Data records for software interfaces
==*==

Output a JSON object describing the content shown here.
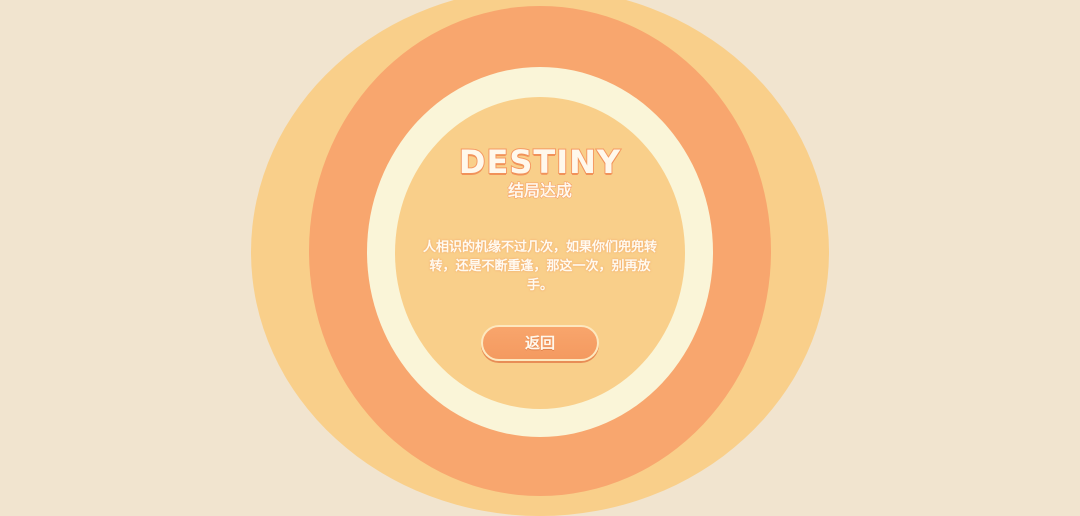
{
  "ending": {
    "title": "DESTINY",
    "subtitle": "结局达成",
    "message": "人相识的机缘不过几次，如果你们兜兜转转，还是不断重逢，那这一次，别再放手。"
  },
  "actions": {
    "back_label": "返回"
  },
  "colors": {
    "background": "#f1e4cf",
    "ring_outer": "#f9cf8a",
    "ring_mid": "#f8a66e",
    "ring_light": "#faf5d8",
    "ring_inner": "#f9cf8a",
    "button": "#f8a66e"
  }
}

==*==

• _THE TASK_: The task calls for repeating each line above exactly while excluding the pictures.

• _TASK ANSWER_:
Output a JSON object describing the content shown here.
{
  "ending": {
    "title": "DESTINY",
    "subtitle": "结局达成",
    "message": "人相识的机缘不过几次，如果你们兜兜转转，还是不断重逢，那这一次，别再放手。"
  },
  "actions": {
    "back_label": "返回"
  },
  "colors": {
    "background": "#f1e4cf",
    "ring_outer": "#f9cf8a",
    "ring_mid": "#f8a66e",
    "ring_light": "#faf5d8",
    "ring_inner": "#f9cf8a",
    "button": "#f8a66e"
  }
}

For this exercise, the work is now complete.